18 July, 2012

Review: Rape Girl by Alina Klein

Rape Girl is a young adult novel actually intended for tweens and teens.  With so many adults reading YA these days it can be challenging to find books thematically appropriate for actual 10 to 14 year olds. I was given an advance copy of Rape Girl to review but it took it's time getting to the top of my TBR pile. I find it difficult to read about rape, especially date rape or the abuse of a child. I shouldn't have worried. Rape Girl is not really about rape. While the description of what occurs during a rape kit is somewhat detailed, it is not graphic. The rape itself occurs largely off the page. Rape Girl is concerned with what happens after you speak up. I would love to see Rape Girl adopted as a discussion book for groups of both genders. Valerie's experience is not limited to girls who report their attacker. When Adam (Valerie's rapist) explains himself he speaks words that have been spoken to many girls in many places. Overall, Rape Girl gets the details right and deserves to find a wide audience.

As a young tween and teen I went to many of the parents-out-of-town parties that Valerie throws at the beginning of the book. I was never invited to the all ages block party she experiences later, although I throw them myself. The drunken party gone wrong is rooted in truth but still a cliche. Rape Girl neatly sidesteps this pitfall. In a sense, the party is the roller coaster ride and the rape occurs when the reader thinks Valerie has safely navigated the turns. Details are revealed in a bit of a haze. This makes sense for Valerie's state of mind. She is a pitch perfect teen, confrontational, reclusive, resentful. Because is the victim of a non-violent rape, she has trouble articulating her own feelings about what has happened to her. While she did not consent, does she have a prosecutable case? Is a failure to physically fight a type of consent? If Adam considers it consensual sex does she have the right to call it rape? These are things young date rape victims struggle with for years.

While Rape Girl gets the big details right, there are some smaller details that don't come together. For a young reader unfamiliar with Utah or Mormons, the setting will be lost. An adult reader will understand the importance of Adam becoming a missionary, but a tween or teen might not know what a religious mission is. Valerie's father is dead. His death seems irrelevant to their lives. Valerie doesn't reflect on him being gone in the context of what has happened to her.  In a very strong scene Valerie's mother gives her a car, but afterward Valerie is primarily driven by her mother. Valerie's time was slightly off for me too. I am not sure, for example, that waterbeds are still prevalent. In my part of the country they were once commonplace but currently unheard of. She checks Facebook from her shared family computer instead of her iPod or smart phone. These are minor  (and possibly regional) things but they gave Rape Girl a hybrid 90/10's feel. The small disconnects kept Rape Girl from being a truly exceptional book and placed it firmly in the good category.

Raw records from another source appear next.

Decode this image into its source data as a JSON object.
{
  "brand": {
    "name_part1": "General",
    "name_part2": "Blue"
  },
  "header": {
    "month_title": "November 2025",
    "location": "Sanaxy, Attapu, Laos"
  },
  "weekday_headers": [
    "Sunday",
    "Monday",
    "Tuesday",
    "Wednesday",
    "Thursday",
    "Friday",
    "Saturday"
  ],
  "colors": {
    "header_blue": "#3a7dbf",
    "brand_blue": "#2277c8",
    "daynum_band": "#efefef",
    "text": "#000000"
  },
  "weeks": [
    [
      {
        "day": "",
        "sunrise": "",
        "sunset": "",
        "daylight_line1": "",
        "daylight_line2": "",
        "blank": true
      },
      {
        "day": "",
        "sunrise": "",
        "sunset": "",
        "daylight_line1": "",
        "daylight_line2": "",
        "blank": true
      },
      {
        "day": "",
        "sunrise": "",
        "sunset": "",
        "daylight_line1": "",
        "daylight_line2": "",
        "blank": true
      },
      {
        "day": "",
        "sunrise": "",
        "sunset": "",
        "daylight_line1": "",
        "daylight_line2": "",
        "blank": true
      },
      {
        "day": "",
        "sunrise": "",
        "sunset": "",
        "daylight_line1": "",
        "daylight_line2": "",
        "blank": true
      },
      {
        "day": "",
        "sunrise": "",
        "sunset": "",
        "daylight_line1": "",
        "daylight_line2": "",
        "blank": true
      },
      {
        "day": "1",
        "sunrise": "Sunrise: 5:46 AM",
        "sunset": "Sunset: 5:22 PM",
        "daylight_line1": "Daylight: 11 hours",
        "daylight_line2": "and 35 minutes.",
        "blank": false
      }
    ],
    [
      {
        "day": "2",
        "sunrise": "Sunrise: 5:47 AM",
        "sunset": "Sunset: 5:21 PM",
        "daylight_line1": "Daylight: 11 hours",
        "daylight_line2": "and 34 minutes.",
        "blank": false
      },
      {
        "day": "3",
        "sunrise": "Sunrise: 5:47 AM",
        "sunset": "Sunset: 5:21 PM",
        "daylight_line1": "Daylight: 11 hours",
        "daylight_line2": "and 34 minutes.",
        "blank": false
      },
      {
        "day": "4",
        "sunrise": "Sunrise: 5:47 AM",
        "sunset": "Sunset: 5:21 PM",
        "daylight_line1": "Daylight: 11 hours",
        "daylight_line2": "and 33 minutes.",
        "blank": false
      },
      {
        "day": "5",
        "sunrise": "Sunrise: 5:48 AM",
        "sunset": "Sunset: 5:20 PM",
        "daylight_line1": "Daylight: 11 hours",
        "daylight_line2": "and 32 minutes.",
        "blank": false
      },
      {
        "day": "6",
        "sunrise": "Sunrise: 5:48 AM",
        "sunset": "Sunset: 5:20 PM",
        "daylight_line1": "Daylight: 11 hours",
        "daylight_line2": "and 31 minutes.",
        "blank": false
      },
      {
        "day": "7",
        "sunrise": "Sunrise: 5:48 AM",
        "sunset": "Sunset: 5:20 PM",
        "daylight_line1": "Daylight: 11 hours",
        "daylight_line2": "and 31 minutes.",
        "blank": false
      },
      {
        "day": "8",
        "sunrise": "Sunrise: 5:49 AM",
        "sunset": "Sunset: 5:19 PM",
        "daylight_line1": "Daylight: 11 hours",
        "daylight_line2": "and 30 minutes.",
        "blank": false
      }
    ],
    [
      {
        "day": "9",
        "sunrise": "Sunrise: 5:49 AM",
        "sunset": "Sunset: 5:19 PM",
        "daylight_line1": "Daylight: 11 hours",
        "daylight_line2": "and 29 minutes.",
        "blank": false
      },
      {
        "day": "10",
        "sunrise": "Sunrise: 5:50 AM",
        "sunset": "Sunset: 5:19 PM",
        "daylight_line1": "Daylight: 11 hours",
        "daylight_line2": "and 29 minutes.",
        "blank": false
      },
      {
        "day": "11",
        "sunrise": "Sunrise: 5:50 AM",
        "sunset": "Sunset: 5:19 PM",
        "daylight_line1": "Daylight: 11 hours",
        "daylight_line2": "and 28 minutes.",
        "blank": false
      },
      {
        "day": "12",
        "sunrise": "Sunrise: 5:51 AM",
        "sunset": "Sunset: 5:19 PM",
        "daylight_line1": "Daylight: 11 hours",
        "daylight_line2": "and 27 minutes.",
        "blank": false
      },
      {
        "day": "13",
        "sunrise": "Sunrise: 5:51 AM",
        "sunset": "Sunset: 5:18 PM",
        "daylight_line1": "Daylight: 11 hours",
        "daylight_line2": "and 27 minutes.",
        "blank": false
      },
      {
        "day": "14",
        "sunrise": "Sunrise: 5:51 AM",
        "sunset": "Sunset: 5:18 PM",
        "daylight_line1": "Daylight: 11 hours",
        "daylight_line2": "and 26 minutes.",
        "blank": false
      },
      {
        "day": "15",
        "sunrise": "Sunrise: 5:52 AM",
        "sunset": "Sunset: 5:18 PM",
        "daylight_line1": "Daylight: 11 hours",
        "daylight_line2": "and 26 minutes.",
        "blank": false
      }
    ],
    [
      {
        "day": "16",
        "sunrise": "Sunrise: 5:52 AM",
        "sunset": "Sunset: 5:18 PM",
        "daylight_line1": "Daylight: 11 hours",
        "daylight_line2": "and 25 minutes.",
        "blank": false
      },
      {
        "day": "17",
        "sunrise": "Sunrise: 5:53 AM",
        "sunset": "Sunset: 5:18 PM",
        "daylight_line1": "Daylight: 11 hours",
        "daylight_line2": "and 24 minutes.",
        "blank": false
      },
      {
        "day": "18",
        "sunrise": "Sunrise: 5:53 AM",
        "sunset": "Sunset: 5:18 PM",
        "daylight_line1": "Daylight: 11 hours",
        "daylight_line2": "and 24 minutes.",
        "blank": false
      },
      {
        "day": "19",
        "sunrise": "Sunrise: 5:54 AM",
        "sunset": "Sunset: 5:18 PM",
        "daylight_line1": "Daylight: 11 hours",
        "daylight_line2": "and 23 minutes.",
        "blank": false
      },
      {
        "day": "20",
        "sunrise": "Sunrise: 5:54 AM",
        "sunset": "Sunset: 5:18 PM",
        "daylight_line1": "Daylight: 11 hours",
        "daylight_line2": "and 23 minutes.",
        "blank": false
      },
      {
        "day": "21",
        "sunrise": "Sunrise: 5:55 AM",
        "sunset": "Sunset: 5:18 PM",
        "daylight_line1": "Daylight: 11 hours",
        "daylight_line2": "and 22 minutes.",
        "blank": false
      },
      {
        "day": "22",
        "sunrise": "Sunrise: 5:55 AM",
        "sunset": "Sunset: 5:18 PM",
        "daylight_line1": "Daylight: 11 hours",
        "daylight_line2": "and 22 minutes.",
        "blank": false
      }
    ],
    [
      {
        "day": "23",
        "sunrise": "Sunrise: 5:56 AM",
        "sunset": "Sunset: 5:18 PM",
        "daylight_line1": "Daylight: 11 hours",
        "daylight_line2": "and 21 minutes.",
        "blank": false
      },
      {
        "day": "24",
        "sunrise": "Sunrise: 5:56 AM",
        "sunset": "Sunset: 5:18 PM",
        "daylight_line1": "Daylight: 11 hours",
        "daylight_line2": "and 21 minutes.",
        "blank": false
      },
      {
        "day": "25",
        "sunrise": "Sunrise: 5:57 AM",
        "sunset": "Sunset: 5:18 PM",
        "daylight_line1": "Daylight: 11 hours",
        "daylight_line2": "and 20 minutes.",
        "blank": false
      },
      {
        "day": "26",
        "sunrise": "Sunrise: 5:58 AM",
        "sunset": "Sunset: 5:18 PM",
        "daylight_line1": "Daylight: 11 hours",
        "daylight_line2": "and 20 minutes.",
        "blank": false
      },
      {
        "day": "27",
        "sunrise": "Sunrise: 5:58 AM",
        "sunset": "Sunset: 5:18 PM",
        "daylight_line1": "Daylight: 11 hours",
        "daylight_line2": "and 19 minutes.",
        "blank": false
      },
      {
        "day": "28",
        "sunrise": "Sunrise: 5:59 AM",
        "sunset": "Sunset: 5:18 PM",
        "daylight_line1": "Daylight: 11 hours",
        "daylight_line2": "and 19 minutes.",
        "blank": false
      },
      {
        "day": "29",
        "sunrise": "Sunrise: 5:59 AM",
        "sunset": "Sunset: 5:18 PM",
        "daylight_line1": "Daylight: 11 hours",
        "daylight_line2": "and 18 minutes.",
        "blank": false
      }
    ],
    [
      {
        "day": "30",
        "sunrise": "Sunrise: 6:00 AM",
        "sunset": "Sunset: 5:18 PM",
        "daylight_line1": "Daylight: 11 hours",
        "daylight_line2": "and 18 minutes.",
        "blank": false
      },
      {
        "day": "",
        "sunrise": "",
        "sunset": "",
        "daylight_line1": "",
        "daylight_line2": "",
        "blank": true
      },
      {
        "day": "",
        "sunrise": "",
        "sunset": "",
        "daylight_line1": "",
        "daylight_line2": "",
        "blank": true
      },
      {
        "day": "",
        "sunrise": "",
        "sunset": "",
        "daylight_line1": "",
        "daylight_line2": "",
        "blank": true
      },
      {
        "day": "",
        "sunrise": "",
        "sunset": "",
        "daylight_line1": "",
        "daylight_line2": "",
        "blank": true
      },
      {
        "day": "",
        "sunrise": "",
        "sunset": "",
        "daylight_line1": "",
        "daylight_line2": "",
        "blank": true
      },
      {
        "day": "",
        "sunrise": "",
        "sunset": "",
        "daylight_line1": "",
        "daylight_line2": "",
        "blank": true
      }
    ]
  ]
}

For a young adult reader, none of these details may matter. I hope Rape Girl is adopted as a summer read for many girls. Beyond the rape itself Valerie's commitment to standing up for herself is a valuable example. The social price she pays (and the unexpected allies she finds) reach beyond her specific events. There is a universal appeal to Rape Girl that will allow young readers to easily identify with Valerie's struggle.

1 comment:

  1. This is a very good, and very fair, review. I have it on my Kindle App, but it hasn't made it to the top of my TBR pile yet. I like knowing what to expect though before I read a book.